Wednesday, Nov, 16, 9 a.m.: Appeal No. 115,605: State of Kansas v. Darla Conners: A Buhler police officer entered Conners’ rental house without a search warrant or her consent. Using information obtained during that initial entry, the police officer obtained a warrant and conducted a search of the rental house. After seizing evidence of marijuana cultivation, the state charged Conners with multiple drug crimes. Conners asked the trial court to suppress the evidence, arguing it was fruit of the police officer’s initial unlawful entry into her rental house. The Reno County District Court granted Conners’ request. The state now appeals, contending the trial court erred in its ruling.

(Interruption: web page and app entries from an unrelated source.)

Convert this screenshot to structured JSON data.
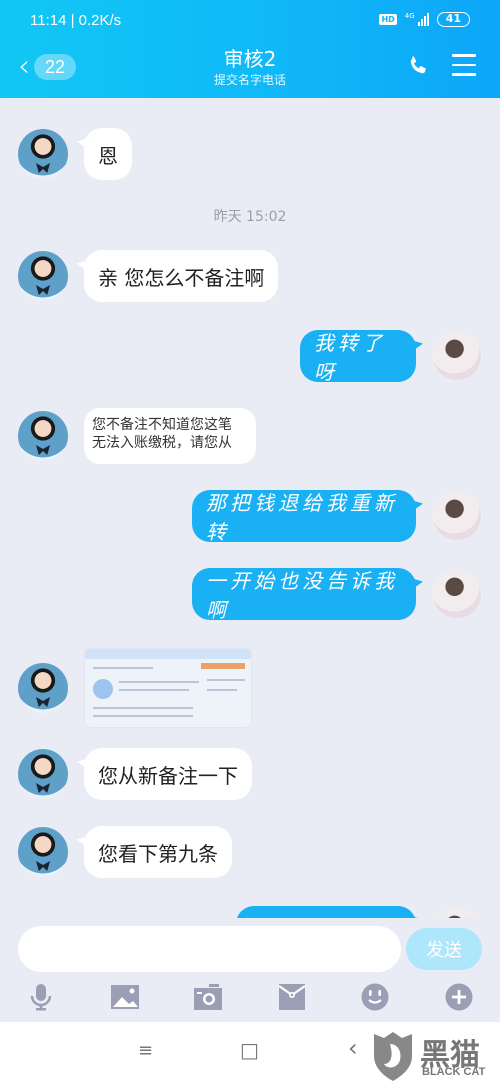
{
  "status_bar": {
    "time_speed": "11:14 | 0.2K/s",
    "hd_label": "HD",
    "network_label": "4G",
    "battery": "41"
  },
  "header": {
    "unread_count": "22",
    "title": "审核2",
    "subtitle": "提交名字电话",
    "back_icon": "chevron-left-icon",
    "call_icon": "phone-icon",
    "menu_icon": "hamburger-menu-icon"
  },
  "chat": {
    "timestamp": "昨天 15:02",
    "messages": [
      {
        "sender": "agent",
        "type": "text",
        "text": "恩"
      },
      {
        "sender": "agent",
        "type": "text",
        "text": "亲 您怎么不备注啊"
      },
      {
        "sender": "me",
        "type": "text",
        "text": "我转了呀"
      },
      {
        "sender": "agent",
        "type": "image-text",
        "lines": [
          "您不备注不知道您这笔",
          "无法入账缴税，请您从"
        ]
      },
      {
        "sender": "me",
        "type": "text",
        "text": "那把钱退给我重新转"
      },
      {
        "sender": "me",
        "type": "text",
        "text": "一开始也没告诉我啊"
      },
      {
        "sender": "agent",
        "type": "image",
        "alt": "screenshot"
      },
      {
        "sender": "agent",
        "type": "text",
        "text": "您从新备注一下"
      },
      {
        "sender": "agent",
        "type": "text",
        "text": "您看下第九条"
      },
      {
        "sender": "me",
        "type": "text",
        "text": ""
      }
    ]
  },
  "composer": {
    "input_value": "",
    "input_placeholder": "",
    "send_label": "发送",
    "tools": [
      "microphone-icon",
      "image-icon",
      "camera-icon",
      "red-packet-icon",
      "emoji-icon",
      "plus-icon"
    ]
  },
  "system_nav": {
    "menu_icon": "≡",
    "home_icon": "□",
    "back_icon": "‹"
  },
  "watermark": {
    "cn": "黑猫",
    "en": "BLACK CAT"
  },
  "colors": {
    "header_start": "#11c7f5",
    "header_end": "#0ea6f8",
    "outgoing_bubble": "#1ab0f4",
    "send_button": "#aee6fb",
    "background": "#e9ecf4"
  }
}
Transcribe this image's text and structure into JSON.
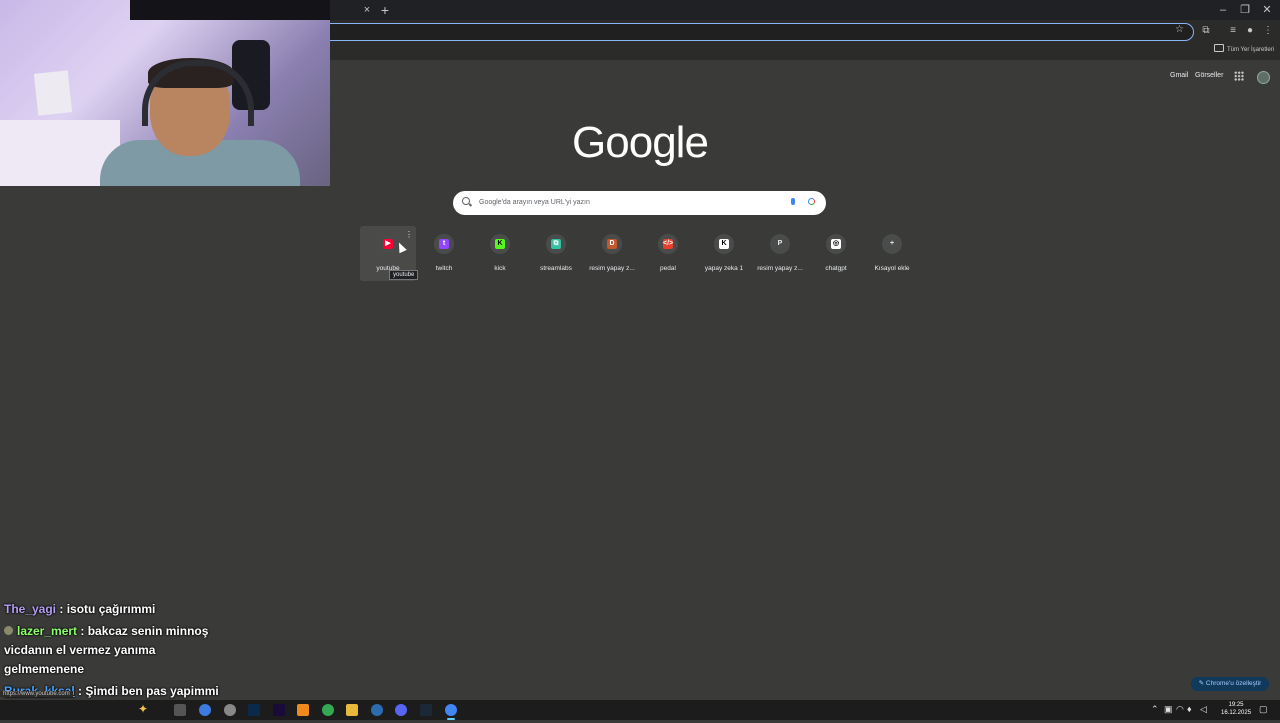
{
  "browser": {
    "tab_close_glyph": "×",
    "new_tab_glyph": "+",
    "bookmarks_all": "Tüm Yer İşaretleri"
  },
  "google": {
    "header_links": [
      "Gmail",
      "Görseller"
    ],
    "logo": "Google",
    "search_placeholder": "Google'da arayın veya URL'yi yazın",
    "shortcuts": [
      {
        "label": "youtube",
        "favicon": "▶",
        "color": "#ff0033",
        "fg": "#ffffff"
      },
      {
        "label": "twitch",
        "favicon": "t",
        "color": "#9146ff",
        "fg": "#ffffff"
      },
      {
        "label": "kick",
        "favicon": "K",
        "color": "#53fc18",
        "fg": "#000000"
      },
      {
        "label": "streamlabs",
        "favicon": "⧉",
        "color": "#31c3a2",
        "fg": "#ffffff"
      },
      {
        "label": "resim yapay z...",
        "favicon": "D",
        "color": "#c4572b",
        "fg": "#ffffff"
      },
      {
        "label": "pedal",
        "favicon": "</>",
        "color": "#e63f2b",
        "fg": "#ffffff"
      },
      {
        "label": "yapay zeka 1",
        "favicon": "K",
        "color": "#ffffff",
        "fg": "#000000"
      },
      {
        "label": "resim yapay z...",
        "favicon": "P",
        "color": "#4a4c4b",
        "fg": "#e8eaed"
      },
      {
        "label": "chatgpt",
        "favicon": "◎",
        "color": "#ffffff",
        "fg": "#000000"
      },
      {
        "label": "Kısayol ekle",
        "favicon": "+",
        "color": "#4a4c4b",
        "fg": "#e8eaed"
      }
    ],
    "tooltip": "youtube",
    "customize_button": "Chrome'u özelleştir",
    "status_url": "https://www.youtube.com"
  },
  "chat": [
    {
      "user": "The_yagi",
      "text": "isotu çağırımmi",
      "badge": false
    },
    {
      "user": "lazer_mert",
      "text": "bakcaz senin minnoş vicdanın el vermez yanıma gelmemenene",
      "badge": true
    },
    {
      "user": "Burak_kksal",
      "text": "Şimdi ben pas yapimmi yapmiyimmi",
      "badge": false
    }
  ],
  "taskbar": {
    "clock_time": "19:25",
    "clock_date": "16.12.2025"
  }
}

Appeal No. 114,123: Matthais Schroeder v. Dana Brewer: Dana Brewer was appointed as the administrator and attorney for the estate of Carrie Schroeder. Carrie was Matthias Schroeder’s mother. After a settlement agreement was reached in the probate matter, Matthias sued Brewer for breach of contract, negligence, fraud, and misrepresentation. Matthias claimed that Brewer agreed to charge a total of 3 percent of the estate for his services but that he failed to abide by this agreement and, as a result, the settlement agreement was not finalized until weeks later. Because of the delay, Matthias claimed he was unable to complete the sale of real estate from the estate at a higher price than what it ultimately sold for at auction. The Mitchell County District Court granted summary judgment in favor of Brewer. Matthias appeals.

Appeal No. 114,435: Jeffrey Nelson v. State of Kansas: After the Kansas Supreme Court upheld Nelson’s convictions for first degree murder, burglary and three counts of forgery and his hard-50 sentence for the murder conviction, Nelson filed a K.S.A. 60-1507 motion, alleging ineffective assistance of both trial and appellate counsel. After an evidentiary hearing, the McPherson County District Court found neither trial counsel nor appellate counsel was ineffective and denied the motion. Nelson appeals the district court’s denial, arguing (1) his trial counsel was ineffective for failing to communicate with him and (2) his appellate counsel was ineffective for failing to file a writ of certiorari with the United States Supreme Court, which may have resulted in a ruling that his hard-50 sentence was unconstitutional.